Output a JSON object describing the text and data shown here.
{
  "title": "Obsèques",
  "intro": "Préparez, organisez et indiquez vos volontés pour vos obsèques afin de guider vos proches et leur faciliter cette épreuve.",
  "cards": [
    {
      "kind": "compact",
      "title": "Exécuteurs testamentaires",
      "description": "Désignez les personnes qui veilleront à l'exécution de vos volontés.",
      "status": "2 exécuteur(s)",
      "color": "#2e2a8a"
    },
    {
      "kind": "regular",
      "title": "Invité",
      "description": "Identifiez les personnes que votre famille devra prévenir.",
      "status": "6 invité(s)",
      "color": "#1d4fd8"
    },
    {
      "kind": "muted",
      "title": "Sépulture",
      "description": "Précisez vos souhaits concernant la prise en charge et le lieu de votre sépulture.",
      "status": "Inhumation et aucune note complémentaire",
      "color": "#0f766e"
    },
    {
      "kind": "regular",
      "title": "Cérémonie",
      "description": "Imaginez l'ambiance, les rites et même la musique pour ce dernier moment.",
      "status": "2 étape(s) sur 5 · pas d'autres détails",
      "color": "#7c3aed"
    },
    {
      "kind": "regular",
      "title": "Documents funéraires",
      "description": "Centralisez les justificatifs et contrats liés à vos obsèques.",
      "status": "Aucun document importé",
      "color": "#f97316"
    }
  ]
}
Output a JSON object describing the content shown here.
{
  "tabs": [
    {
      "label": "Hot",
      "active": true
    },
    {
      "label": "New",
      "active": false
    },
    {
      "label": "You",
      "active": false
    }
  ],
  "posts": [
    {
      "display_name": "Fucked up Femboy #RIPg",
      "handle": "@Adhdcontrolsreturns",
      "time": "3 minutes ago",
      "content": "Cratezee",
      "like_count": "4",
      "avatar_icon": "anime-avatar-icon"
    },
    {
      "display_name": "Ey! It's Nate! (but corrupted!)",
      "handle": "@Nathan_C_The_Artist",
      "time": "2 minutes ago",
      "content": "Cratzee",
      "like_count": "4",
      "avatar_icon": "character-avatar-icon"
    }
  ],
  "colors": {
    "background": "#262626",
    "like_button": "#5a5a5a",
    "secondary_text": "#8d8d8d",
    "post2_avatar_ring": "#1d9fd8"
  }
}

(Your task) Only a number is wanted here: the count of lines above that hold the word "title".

(Answer space) 6